A policy sold through an employment-based group, association or special group insurance trust. Individuals receive certificates of coverage from the group policy.
Independent Agent or Producer
A producer who represents more than one insurer.
A policy sold directly by a company to an individual without requiring the individual to be a member of an employment-based group, association or special group insurance trust. These policies are usually sold by insurance producers but sometimes through direct mail or phone solicitations.
A policy option that provides for increases in benefit levels to help pay for expected increases in the costs of property repairs.
A formal device for reducing an insured’s potential costs by transferring specific risks to insurance companies.
Termination of a policy because of nonpayment of policy premiums or because the premium paid is less than what was to have been paid and the coverage no longer in existence.
Coverage for payment and services on behalf of an insured for loss arising out of his responsibility, due to negligence, to others imposed by law or assumed by contract
A real estate term that describes what the current value of your home would be if you were to sell it – including the price of land. This amount is generally not involved in determining what amounts to purchase under an insurance policy.
Insurance company action to not extend coverage beyond the current policy term. Companies may only nonrenew coverage after making appropriate notices to policyholders.
The cause of a possible loss.
Personal Property All tangible property not classified as real property.
A written contract for insurance between an insurance company and a policyholder.
Premium The amount of money an insurance company charges, based on a given rate, to provide the coverage described in the policy for a specified period of time, generally one year.
Insurance providing protection agai
nst the loss or damage to real and/or personal property caused by specific perils covered in the insurance policy or contract.
Real or Tangible Property
Land and anything permanently attached to, embedded in, or growing on the land.
Replacement Cost Coverage (on Dwelling)
Coverage intended to pay for losses based on how much it would cost to replace or repair what has been damaged at current costs without factoring in how much or
whether structures may have depreciated in value. The ultimate payment is based on the overall limits of the policy.
Replacement Cost (on Contents)
Coverage to pay for losses on the basis of how much it would cost to replace or repair them at current costs without factoring how the item may have depreciated in value from its purchase. Without replacement cost coverage, a policy only pays for the actual cash value of an item.
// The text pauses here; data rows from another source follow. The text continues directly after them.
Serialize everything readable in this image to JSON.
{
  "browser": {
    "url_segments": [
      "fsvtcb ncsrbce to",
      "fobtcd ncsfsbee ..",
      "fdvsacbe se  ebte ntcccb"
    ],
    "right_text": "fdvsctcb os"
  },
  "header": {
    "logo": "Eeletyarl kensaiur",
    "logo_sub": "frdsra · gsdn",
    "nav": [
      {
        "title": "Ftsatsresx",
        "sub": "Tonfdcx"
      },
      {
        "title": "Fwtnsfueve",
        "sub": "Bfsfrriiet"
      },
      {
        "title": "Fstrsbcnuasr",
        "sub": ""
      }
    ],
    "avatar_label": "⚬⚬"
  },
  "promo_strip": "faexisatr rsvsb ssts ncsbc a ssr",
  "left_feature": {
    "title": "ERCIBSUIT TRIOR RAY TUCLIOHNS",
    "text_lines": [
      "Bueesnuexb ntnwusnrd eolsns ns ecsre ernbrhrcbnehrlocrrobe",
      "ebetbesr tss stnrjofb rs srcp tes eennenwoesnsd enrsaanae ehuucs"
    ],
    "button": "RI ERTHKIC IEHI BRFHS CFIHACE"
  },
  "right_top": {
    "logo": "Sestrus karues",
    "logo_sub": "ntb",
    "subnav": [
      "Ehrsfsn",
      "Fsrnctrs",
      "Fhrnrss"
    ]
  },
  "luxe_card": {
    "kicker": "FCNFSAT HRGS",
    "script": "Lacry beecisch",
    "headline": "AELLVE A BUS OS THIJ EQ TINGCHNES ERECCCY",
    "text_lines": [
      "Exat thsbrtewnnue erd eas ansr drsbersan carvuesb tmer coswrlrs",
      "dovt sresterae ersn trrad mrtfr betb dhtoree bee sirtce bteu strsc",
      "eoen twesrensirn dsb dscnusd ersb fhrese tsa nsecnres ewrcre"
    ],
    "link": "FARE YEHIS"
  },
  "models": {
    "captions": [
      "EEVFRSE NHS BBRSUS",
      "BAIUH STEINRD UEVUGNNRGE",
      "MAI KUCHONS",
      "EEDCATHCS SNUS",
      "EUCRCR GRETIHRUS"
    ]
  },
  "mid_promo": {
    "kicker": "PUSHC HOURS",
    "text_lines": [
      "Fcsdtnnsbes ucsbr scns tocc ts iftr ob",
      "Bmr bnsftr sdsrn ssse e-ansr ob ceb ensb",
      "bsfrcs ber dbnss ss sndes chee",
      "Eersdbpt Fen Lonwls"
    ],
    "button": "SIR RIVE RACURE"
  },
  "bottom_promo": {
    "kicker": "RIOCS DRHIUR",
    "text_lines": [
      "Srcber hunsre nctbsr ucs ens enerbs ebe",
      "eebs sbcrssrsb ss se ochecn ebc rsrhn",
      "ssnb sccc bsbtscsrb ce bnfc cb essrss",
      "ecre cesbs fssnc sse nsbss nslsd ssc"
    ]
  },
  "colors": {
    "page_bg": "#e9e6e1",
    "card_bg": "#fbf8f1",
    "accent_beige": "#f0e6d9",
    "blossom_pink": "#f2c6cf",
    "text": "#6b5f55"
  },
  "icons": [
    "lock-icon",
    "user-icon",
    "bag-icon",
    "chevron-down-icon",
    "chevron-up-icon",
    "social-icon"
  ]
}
A limit within the policy maximum that imposes a smaller limit for specified coverage or types of property.
The process of examining, accepting or rejecting insurance risks, and classifying those selected, in order to charge the proper premium for each.